### WHAT TO DO
Start to finish, print the entries exactly, and carry none of the pictures over.

*** INFORMATION GIVEN ***

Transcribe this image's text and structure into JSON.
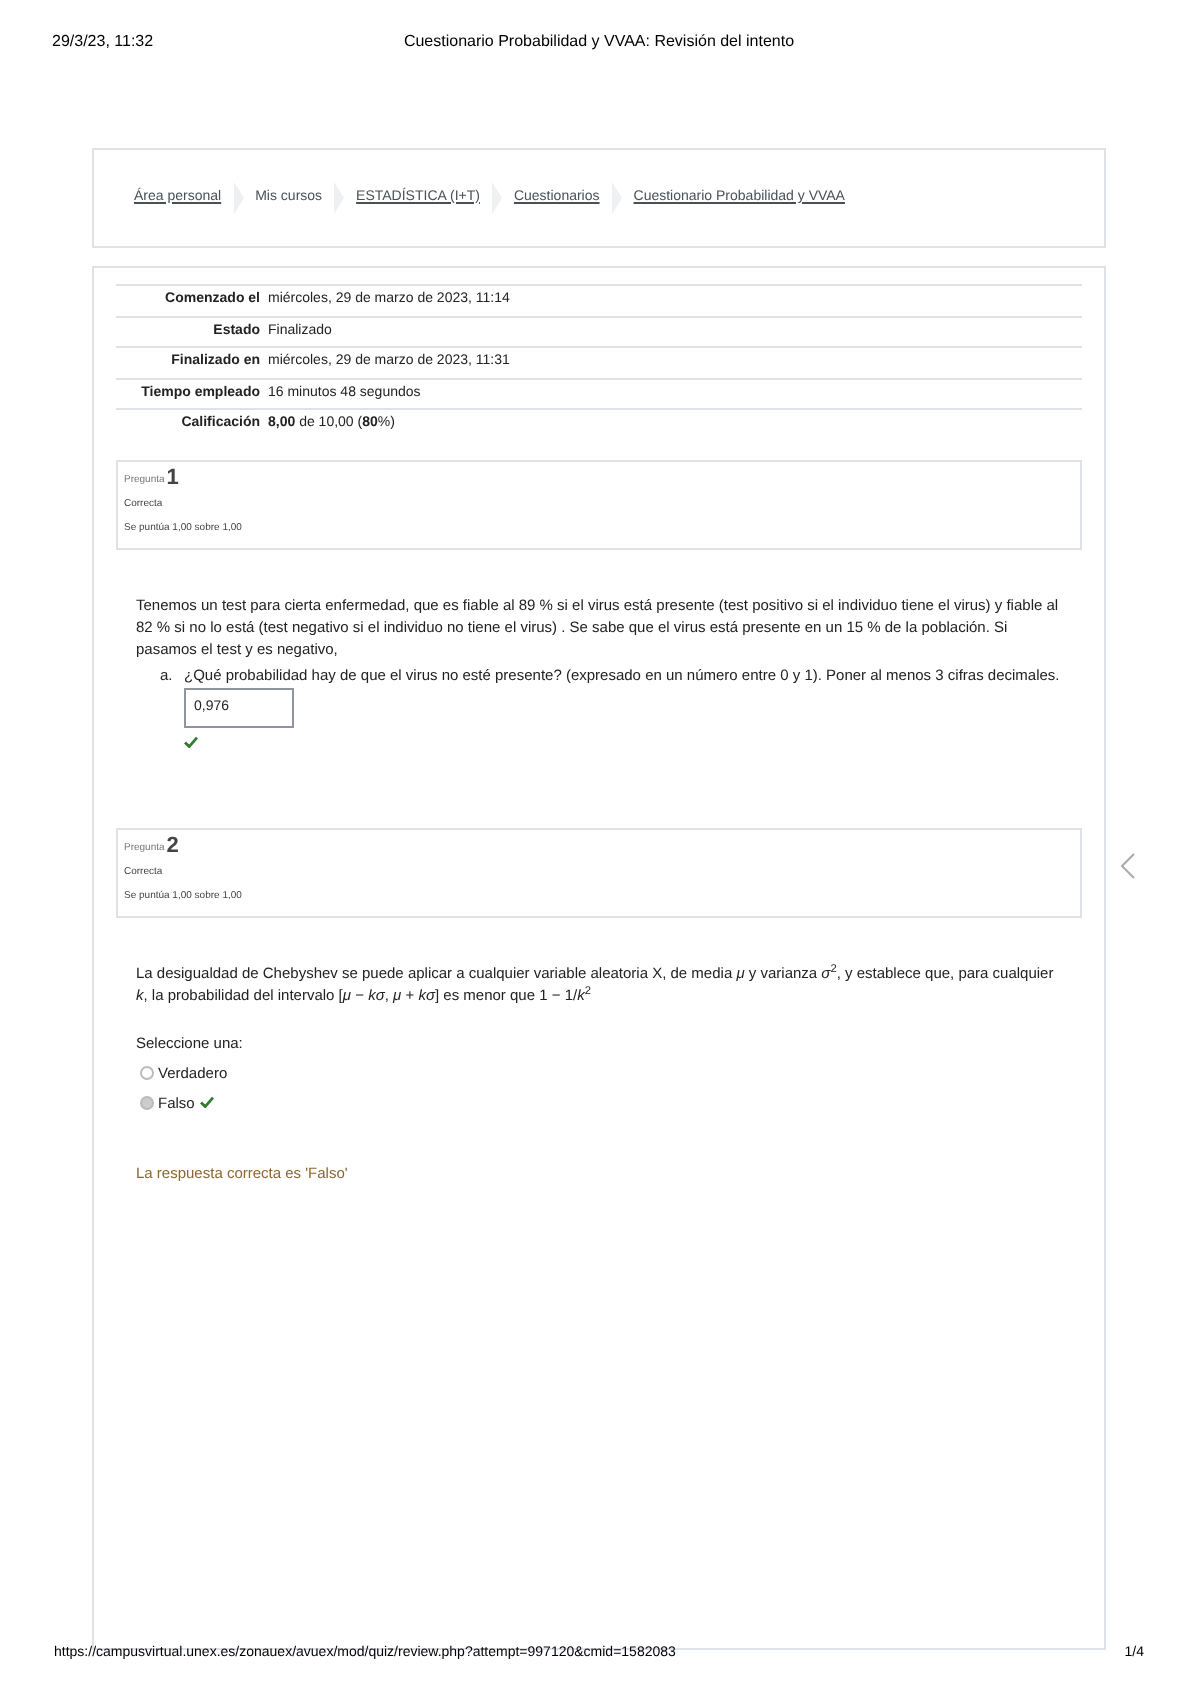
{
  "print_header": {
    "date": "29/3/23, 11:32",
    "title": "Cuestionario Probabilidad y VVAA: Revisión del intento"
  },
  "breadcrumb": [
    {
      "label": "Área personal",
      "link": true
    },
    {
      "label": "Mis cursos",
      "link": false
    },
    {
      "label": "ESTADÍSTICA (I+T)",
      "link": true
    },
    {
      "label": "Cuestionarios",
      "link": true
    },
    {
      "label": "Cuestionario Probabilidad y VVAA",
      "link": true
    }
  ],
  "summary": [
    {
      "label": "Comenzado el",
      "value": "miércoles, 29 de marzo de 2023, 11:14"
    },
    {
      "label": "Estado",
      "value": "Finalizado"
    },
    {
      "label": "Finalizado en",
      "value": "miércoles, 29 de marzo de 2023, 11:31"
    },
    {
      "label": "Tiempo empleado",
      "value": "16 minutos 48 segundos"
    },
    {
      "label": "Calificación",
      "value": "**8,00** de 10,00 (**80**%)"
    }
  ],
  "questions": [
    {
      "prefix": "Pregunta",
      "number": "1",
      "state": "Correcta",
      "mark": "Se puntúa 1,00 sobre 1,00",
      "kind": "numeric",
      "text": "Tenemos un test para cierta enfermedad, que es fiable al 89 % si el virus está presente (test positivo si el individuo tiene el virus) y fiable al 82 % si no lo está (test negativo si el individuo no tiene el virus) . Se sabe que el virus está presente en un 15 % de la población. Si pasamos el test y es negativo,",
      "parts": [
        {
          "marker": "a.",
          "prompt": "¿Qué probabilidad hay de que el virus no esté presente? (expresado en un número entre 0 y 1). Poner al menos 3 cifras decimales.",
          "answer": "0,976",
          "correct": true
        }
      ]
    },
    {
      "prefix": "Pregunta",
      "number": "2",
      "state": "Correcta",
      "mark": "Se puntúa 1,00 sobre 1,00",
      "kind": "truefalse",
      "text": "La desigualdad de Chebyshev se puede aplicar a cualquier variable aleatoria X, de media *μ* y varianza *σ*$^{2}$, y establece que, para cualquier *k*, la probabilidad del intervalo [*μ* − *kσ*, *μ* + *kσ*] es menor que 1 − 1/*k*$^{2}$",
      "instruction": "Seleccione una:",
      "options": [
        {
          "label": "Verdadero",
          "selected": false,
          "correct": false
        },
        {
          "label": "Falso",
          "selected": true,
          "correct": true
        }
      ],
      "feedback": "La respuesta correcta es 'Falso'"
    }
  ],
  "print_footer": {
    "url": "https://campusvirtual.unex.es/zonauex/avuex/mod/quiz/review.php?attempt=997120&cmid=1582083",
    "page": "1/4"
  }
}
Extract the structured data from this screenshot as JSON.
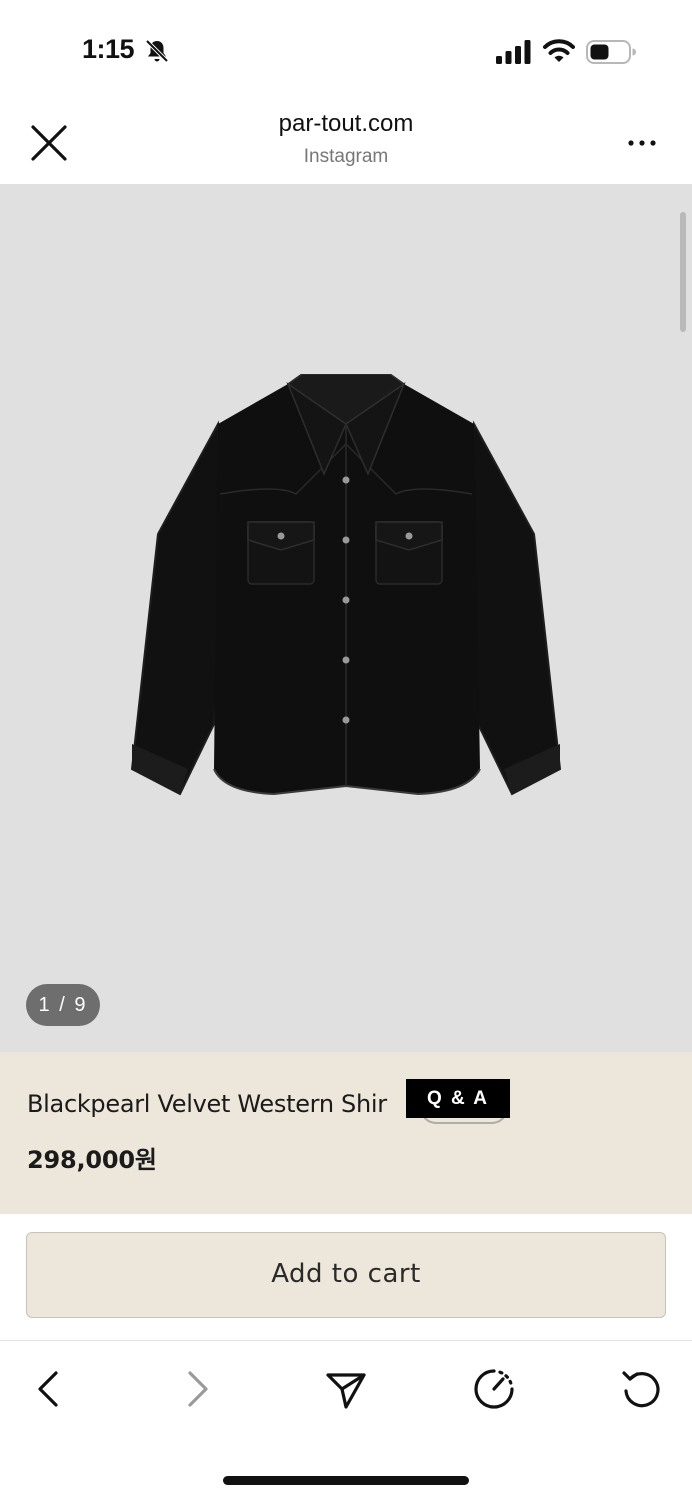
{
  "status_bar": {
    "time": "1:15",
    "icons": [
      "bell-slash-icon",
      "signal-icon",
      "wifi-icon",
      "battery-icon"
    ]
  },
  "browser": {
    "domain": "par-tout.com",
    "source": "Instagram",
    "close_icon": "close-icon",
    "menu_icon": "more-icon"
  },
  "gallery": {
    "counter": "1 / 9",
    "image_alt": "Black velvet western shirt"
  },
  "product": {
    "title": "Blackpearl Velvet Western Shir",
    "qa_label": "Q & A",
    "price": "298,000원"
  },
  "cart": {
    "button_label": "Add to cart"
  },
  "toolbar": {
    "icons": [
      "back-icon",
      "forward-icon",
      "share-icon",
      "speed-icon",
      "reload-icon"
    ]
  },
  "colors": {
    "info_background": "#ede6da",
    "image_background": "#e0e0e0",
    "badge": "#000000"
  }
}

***

### TASK RESPONSE
Transcribe this image's text and structure into JSON.
{
  "print_header": {
    "date": "29/3/23, 11:32",
    "title": "Cuestionario Probabilidad y VVAA: Revisión del intento"
  },
  "breadcrumb": [
    {
      "label": "Área personal",
      "link": true
    },
    {
      "label": "Mis cursos",
      "link": false
    },
    {
      "label": "ESTADÍSTICA (I+T)",
      "link": true
    },
    {
      "label": "Cuestionarios",
      "link": true
    },
    {
      "label": "Cuestionario Probabilidad y VVAA",
      "link": true
    }
  ],
  "summary": [
    {
      "label": "Comenzado el",
      "value": "miércoles, 29 de marzo de 2023, 11:14"
    },
    {
      "label": "Estado",
      "value": "Finalizado"
    },
    {
      "label": "Finalizado en",
      "value": "miércoles, 29 de marzo de 2023, 11:31"
    },
    {
      "label": "Tiempo empleado",
      "value": "16 minutos 48 segundos"
    },
    {
      "label": "Calificación",
      "value": "**8,00** de 10,00 (**80**%)"
    }
  ],
  "questions": [
    {
      "prefix": "Pregunta",
      "number": "1",
      "state": "Correcta",
      "mark": "Se puntúa 1,00 sobre 1,00",
      "kind": "numeric",
      "text": "Tenemos un test para cierta enfermedad, que es fiable al 89 % si el virus está presente (test positivo si el individuo tiene el virus) y fiable al 82 % si no lo está (test negativo si el individuo no tiene el virus) . Se sabe que el virus está presente en un 15 % de la población. Si pasamos el test y es negativo,",
      "parts": [
        {
          "marker": "a.",
          "prompt": "¿Qué probabilidad hay de que el virus no esté presente? (expresado en un número entre 0 y 1). Poner al menos 3 cifras decimales.",
          "answer": "0,976",
          "correct": true
        }
      ]
    },
    {
      "prefix": "Pregunta",
      "number": "2",
      "state": "Correcta",
      "mark": "Se puntúa 1,00 sobre 1,00",
      "kind": "truefalse",
      "text": "La desigualdad de Chebyshev se puede aplicar a cualquier variable aleatoria X, de media *μ* y varianza *σ*$^{2}$, y establece que, para cualquier *k*, la probabilidad del intervalo [*μ* − *kσ*, *μ* + *kσ*] es menor que 1 − 1/*k*$^{2}$",
      "instruction": "Seleccione una:",
      "options": [
        {
          "label": "Verdadero",
          "selected": false,
          "correct": false
        },
        {
          "label": "Falso",
          "selected": true,
          "correct": true
        }
      ],
      "feedback": "La respuesta correcta es 'Falso'"
    }
  ],
  "print_footer": {
    "url": "https://campusvirtual.unex.es/zonauex/avuex/mod/quiz/review.php?attempt=997120&cmid=1582083",
    "page": "1/4"
  }
}
Extract the structured data from this screenshot as JSON.
{
  "status_bar": {
    "time": "1:15",
    "icons": [
      "bell-slash-icon",
      "signal-icon",
      "wifi-icon",
      "battery-icon"
    ]
  },
  "browser": {
    "domain": "par-tout.com",
    "source": "Instagram",
    "close_icon": "close-icon",
    "menu_icon": "more-icon"
  },
  "gallery": {
    "counter": "1 / 9",
    "image_alt": "Black velvet western shirt"
  },
  "product": {
    "title": "Blackpearl Velvet Western Shir",
    "qa_label": "Q & A",
    "price": "298,000원"
  },
  "cart": {
    "button_label": "Add to cart"
  },
  "toolbar": {
    "icons": [
      "back-icon",
      "forward-icon",
      "share-icon",
      "speed-icon",
      "reload-icon"
    ]
  },
  "colors": {
    "info_background": "#ede6da",
    "image_background": "#e0e0e0",
    "badge": "#000000"
  }
}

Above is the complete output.